I remember walking into my kindergarten classroom in Atlanta and seeing kids wearing their father’s buttondown shirts backwards (as smocks), painting at sunsplashed easels…it was fantastic!
Do you have a favorite memory or story about MCA?
Yes, I have many, but one of the first was listening to remarks made at the opening ceremony for the building. The speaker was Robert Pinsky, U.S. Poet Laureate, who spoke about the power contained within an arsenal and the power of art to change lives. He spoke about the value of possessing a full quiver.
How have you stayed connected to the arts these past eight months?
I have ricocheted between a variety of things: sewing face masks and quilts; answering the “Open Call” from the Getty Museum to recreate a famous work of art (I chose René Magritte’s Lovers from 1928); and, over the summer, returning to my photographic roots to make a cookbook to benefit Covid relief using foods from the local farmers market.
Who’s your favorite artist (of any form—visual arts, theater, music, dance)?
This week, I’d say YoYo Ma and Lin Manuel Miranda.
Do you have a favorite artwork?
I’ve always loved Guernica by Picasso (but fell more deeply when I saw the documentary photos revealing his process — it’s 25 feet long and he painted it in three weeks!)
Do you have a favorite quote about the arts or one you’d like to share?

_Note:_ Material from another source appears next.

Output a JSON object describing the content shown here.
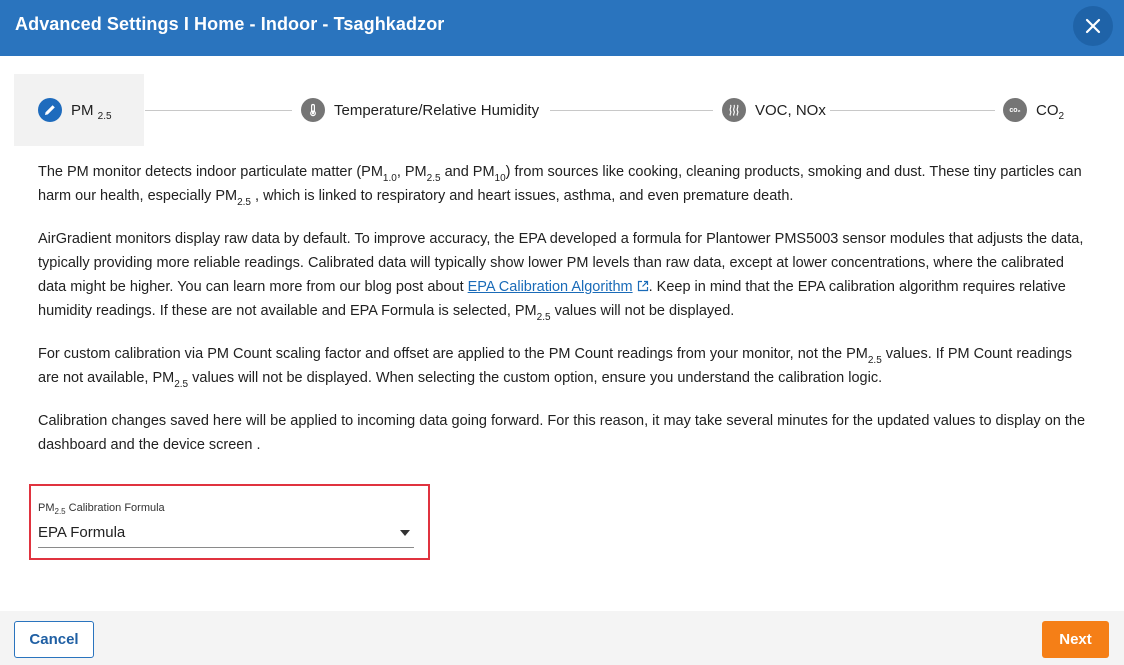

Recently, I heard someone say, “The best book is the one that you write in your head while you’re standing in the produce department.” There’s a lot of truth in that idea. If an author wrote THAT book, they’d be able to put down the quill.